[Excerpts from an interface dataset]
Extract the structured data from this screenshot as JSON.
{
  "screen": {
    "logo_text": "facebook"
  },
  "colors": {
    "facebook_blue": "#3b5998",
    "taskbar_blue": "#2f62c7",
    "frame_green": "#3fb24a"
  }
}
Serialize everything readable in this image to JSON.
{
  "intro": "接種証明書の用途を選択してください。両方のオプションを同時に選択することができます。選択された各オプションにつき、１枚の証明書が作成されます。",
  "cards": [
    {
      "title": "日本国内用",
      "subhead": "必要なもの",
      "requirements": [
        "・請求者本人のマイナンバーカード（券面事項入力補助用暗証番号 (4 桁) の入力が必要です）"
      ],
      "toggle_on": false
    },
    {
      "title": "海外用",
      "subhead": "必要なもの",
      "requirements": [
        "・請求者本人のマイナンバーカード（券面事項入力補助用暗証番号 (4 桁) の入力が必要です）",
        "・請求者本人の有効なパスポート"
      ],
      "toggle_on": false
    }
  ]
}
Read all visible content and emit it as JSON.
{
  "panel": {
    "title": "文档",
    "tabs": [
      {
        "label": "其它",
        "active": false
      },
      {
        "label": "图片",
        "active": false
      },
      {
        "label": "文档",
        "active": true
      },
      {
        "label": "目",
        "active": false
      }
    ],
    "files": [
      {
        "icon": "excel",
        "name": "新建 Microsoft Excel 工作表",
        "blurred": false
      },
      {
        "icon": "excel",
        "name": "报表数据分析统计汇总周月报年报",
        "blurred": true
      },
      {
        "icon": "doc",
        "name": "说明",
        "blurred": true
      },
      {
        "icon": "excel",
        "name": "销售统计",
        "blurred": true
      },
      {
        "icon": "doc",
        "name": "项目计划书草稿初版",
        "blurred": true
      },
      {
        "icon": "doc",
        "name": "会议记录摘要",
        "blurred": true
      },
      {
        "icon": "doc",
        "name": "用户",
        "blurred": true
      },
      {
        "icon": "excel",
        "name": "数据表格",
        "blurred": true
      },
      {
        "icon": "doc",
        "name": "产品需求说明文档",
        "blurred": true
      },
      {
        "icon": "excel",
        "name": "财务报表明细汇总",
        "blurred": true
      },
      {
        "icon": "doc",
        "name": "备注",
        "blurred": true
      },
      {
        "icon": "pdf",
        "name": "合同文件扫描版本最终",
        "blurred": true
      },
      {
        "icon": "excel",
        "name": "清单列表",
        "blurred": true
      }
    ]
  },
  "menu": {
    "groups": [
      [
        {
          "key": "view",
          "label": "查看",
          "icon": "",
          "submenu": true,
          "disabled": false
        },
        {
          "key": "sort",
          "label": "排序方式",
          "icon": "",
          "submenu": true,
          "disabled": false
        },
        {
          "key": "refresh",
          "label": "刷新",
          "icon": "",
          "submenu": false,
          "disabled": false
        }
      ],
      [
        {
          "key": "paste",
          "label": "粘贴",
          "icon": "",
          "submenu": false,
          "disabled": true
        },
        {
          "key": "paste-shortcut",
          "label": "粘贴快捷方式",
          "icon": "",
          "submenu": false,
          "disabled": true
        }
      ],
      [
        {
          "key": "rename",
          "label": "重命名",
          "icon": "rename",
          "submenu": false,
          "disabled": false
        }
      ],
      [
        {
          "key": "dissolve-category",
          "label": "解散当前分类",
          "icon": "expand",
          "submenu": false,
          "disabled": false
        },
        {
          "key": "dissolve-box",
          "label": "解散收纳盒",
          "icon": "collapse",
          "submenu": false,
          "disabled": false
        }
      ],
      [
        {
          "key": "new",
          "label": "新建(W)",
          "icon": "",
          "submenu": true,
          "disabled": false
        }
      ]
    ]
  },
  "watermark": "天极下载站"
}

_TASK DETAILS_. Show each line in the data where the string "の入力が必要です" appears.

_TASK ANSWER_.
        "・請求者本人のマイナンバーカード（券面事項入力補助用暗証番号 (4 桁) の入力が必要です）"
        "・請求者本人のマイナンバーカード（券面事項入力補助用暗証番号 (4 桁) の入力が必要です）",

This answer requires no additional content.